While he retains the support of Labour Party moderates, he is reviled by many members who feel he betrayed the party's socialist roots, and his old party has shifted far away from the pro-business centre ground he once championed.
Blair said that among the risks of Brexit, the issue of the break-up of the UK was now "back on the table" and the circumstances for nationalists were now "much more credible" than they were three years ago.

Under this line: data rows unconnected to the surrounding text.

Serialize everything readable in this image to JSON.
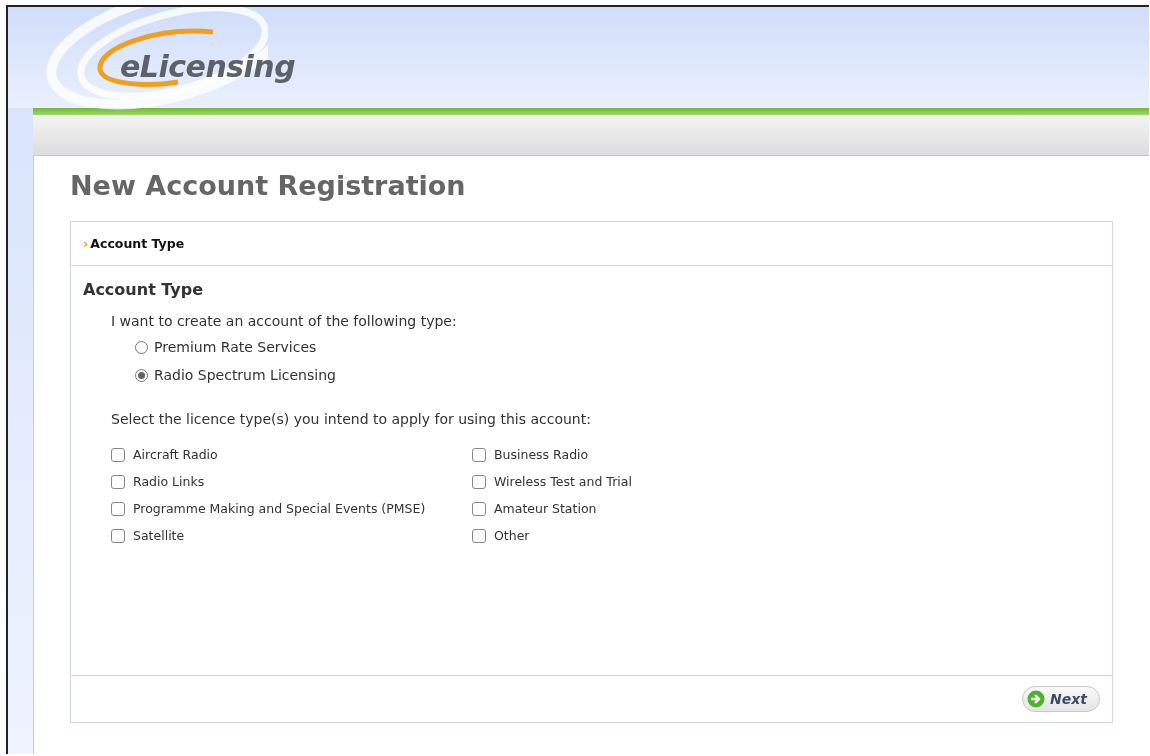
{
  "header": {
    "logo_text": "eLicensing"
  },
  "page_title": "New Account Registration",
  "breadcrumb": {
    "icon": "›",
    "label": "Account Type"
  },
  "section": {
    "title": "Account Type",
    "account_prompt": "I want to create an account of the following type:",
    "account_types": [
      {
        "label": "Premium Rate Services",
        "selected": false
      },
      {
        "label": "Radio Spectrum Licensing",
        "selected": true
      }
    ],
    "licence_prompt": "Select the licence type(s) you intend to apply for using this account:",
    "licence_types": [
      {
        "label": "Aircraft Radio",
        "checked": false
      },
      {
        "label": "Business Radio",
        "checked": false
      },
      {
        "label": "Radio Links",
        "checked": false
      },
      {
        "label": "Wireless Test and Trial",
        "checked": false
      },
      {
        "label": "Programme Making and Special Events (PMSE)",
        "checked": false
      },
      {
        "label": "Amateur Station",
        "checked": false
      },
      {
        "label": "Satellite",
        "checked": false
      },
      {
        "label": "Other",
        "checked": false
      }
    ]
  },
  "next_button": "Next"
}
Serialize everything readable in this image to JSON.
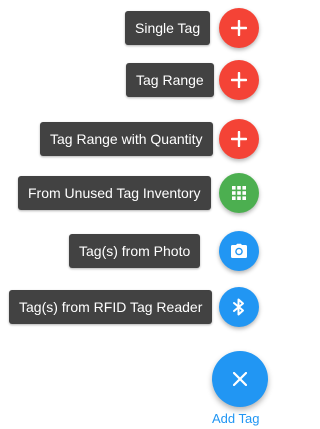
{
  "colors": {
    "red": "#f44336",
    "green": "#4caf50",
    "blue": "#2196f3",
    "label_bg": "#424242",
    "link": "#2196f3"
  },
  "menu": {
    "items": [
      {
        "label": "Single Tag",
        "icon": "plus-icon",
        "color": "#f44336"
      },
      {
        "label": "Tag Range",
        "icon": "plus-icon",
        "color": "#f44336"
      },
      {
        "label": "Tag Range with Quantity",
        "icon": "plus-icon",
        "color": "#f44336"
      },
      {
        "label": "From Unused Tag Inventory",
        "icon": "grid-icon",
        "color": "#4caf50"
      },
      {
        "label": "Tag(s) from Photo",
        "icon": "camera-icon",
        "color": "#2196f3"
      },
      {
        "label": "Tag(s) from RFID Tag Reader",
        "icon": "bluetooth-icon",
        "color": "#2196f3"
      }
    ]
  },
  "main_fab": {
    "icon": "close-icon",
    "color": "#2196f3",
    "label": "Add Tag"
  }
}
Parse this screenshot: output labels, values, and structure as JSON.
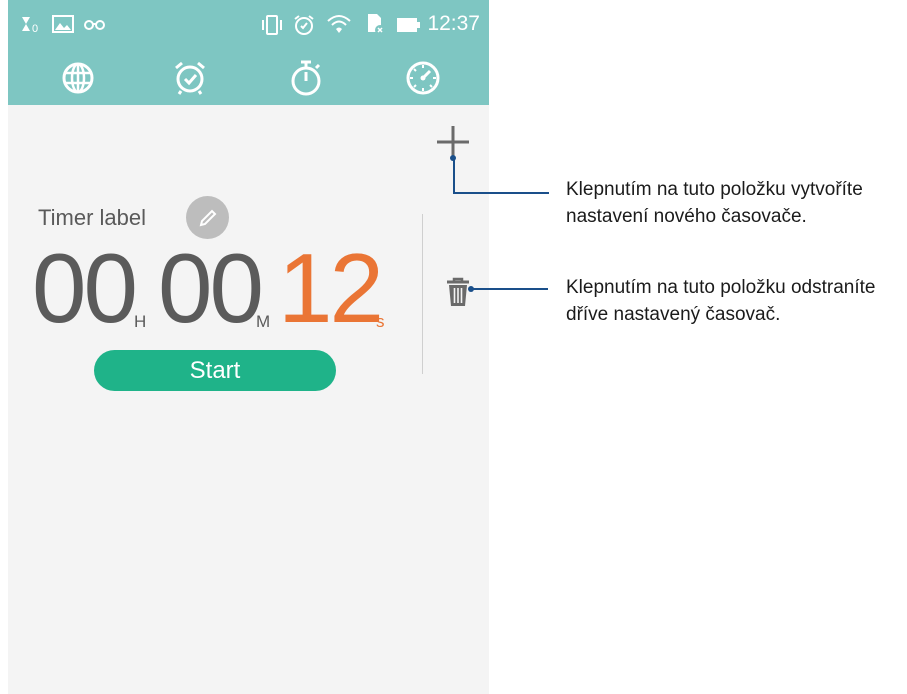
{
  "status_bar": {
    "time": "12:37",
    "left_icons": [
      "hourglass-icon",
      "image-icon",
      "glasses-icon"
    ],
    "right_icons": [
      "vibrate-icon",
      "alarm-icon",
      "wifi-icon",
      "sd-card-icon",
      "battery-icon"
    ]
  },
  "tabs": [
    {
      "name": "world-clock",
      "icon": "globe-icon"
    },
    {
      "name": "alarm",
      "icon": "alarm-clock-icon"
    },
    {
      "name": "stopwatch",
      "icon": "stopwatch-icon"
    },
    {
      "name": "timer",
      "icon": "timer-icon",
      "active": true
    }
  ],
  "timer": {
    "label": "Timer label",
    "hours": "00",
    "hours_unit": "H",
    "minutes": "00",
    "minutes_unit": "M",
    "seconds": "12",
    "seconds_unit": "s",
    "start_label": "Start"
  },
  "colors": {
    "header": "#7ec6c2",
    "start_button": "#1fb389",
    "seconds": "#ea7535",
    "callout": "#1a4f8a"
  },
  "callouts": {
    "add": "Klepnutím na tuto položku vytvoříte nastavení nového časovače.",
    "add_line1": "Klepnutím na tuto položku vytvoříte",
    "add_line2": "nastavení nového časovače.",
    "delete": "Klepnutím na tuto položku odstraníte dříve nastavený časovač.",
    "delete_line1": "Klepnutím na tuto položku odstraníte",
    "delete_line2": "dříve nastavený časovač."
  }
}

This is not the first time Mr Clegg has supported the former Labour leader, with the Lib Dem MP defending “formidable” Mr Blair for fighting against a hard Brexit in November last year.